    Before we achieve big things in life, we have to start small first. However, sometimes, we tend to forget these little things. We tend to forget their importance. Thus, we wonder why our dreams are not fulfilled.
     
    This contemporary poetry collection by Teo T. Antonio delves deeper into the small things that matter and how they significantly impact our lives in some way.
    Show book
  • Beautiful Chaos - cover

    Beautiful Chaos

    Robert M. Drake

    • 1
    • 2
    • 0
    Volume 3 of Robert M. Drakes entries. This book employs the comparative method to understand societal collapses to which environmental problems contribute to the common youth and society as a whole. In his writing, Robert M. Drake hauntingly describes the issues we are all facing today. We all are broken and broken is its own kind of beautiful.
    Show book
  • Angina Days - Selected Poems - cover

    Angina Days - Selected Poems

    Günter Eich

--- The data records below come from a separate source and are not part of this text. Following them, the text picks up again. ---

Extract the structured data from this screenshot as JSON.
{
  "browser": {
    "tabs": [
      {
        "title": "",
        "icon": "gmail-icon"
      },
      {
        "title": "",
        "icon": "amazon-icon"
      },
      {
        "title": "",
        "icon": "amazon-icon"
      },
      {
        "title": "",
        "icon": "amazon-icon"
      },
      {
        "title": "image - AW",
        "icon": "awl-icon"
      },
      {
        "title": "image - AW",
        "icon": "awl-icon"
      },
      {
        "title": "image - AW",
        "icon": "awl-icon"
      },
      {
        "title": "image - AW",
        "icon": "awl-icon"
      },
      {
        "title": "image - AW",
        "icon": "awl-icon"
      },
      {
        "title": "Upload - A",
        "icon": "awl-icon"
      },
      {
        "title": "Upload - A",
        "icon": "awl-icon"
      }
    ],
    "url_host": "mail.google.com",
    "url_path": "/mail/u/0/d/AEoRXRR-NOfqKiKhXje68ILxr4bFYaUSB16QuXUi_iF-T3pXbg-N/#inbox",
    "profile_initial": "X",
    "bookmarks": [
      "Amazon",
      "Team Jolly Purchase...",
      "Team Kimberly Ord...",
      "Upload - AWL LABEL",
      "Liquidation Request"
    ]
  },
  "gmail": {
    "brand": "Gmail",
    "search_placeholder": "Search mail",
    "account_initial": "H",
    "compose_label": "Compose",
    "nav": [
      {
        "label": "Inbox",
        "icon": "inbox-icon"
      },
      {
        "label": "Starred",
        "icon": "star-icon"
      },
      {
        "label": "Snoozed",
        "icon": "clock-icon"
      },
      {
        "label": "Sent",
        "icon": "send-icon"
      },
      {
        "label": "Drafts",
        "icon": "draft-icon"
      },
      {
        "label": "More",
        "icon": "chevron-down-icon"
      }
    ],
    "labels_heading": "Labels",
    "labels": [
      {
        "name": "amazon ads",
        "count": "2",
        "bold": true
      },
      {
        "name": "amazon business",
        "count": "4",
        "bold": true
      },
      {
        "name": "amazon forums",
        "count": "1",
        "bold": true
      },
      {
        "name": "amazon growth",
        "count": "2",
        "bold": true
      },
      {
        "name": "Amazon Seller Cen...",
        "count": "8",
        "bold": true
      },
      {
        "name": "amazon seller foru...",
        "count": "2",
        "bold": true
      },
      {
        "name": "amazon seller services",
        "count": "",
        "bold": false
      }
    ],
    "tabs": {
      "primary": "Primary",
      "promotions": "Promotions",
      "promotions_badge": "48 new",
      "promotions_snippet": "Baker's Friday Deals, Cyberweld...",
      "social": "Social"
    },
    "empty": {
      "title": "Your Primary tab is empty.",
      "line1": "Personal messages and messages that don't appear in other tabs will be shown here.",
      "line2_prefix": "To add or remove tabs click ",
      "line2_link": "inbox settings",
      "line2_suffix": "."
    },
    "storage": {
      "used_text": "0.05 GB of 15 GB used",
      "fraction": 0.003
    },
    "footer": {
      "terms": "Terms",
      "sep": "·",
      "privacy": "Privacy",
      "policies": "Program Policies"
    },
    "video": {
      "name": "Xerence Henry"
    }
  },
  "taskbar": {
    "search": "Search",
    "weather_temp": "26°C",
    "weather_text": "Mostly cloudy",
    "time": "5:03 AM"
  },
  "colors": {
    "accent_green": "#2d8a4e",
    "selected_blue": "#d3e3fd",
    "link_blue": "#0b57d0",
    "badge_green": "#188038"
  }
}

    • 0
    • 1
    • 0
    This is the most comprehensive English translation of the work of Günter Eich, one of the greatest postwar German poets. The author of the POW poem "Inventory," among one of the most famous lyrics in the German language, Eich was rivaled only by Paul Celan as the leading poet in the generation after Gottfried Benn and Bertolt Brecht. Expertly translated and introduced by Michael Hofmann, this collection gathers eighty poems, many drawn from Eich's later work and most of them translated here for the first time. The volume also includes the original German texts on facing pages.
      
     As an early member of "Gruppe 47" (from which Günter Grass and Heinrich Böll later shot to prominence), Eich (1907-72) was at the vanguard of an effort to restore German as a language for poetry after the vitriol, propaganda, and lies of the Third Reich. Short and clear, these are timeless poems in which the ominousness of fairy tales meets the delicacy and suggestiveness of Far Eastern poetry. In his late poems, he writes frequently, movingly, and often wryly of infirmity and illness. "To my mind," Hofmann writes, "there's something in Eich of Paul Klee's pictures: both are homemade, modest in scale, immediately delightful, inventive, cogent."
      
     Unjustly neglected in English, Eich finds his ideal translator here.
    Show book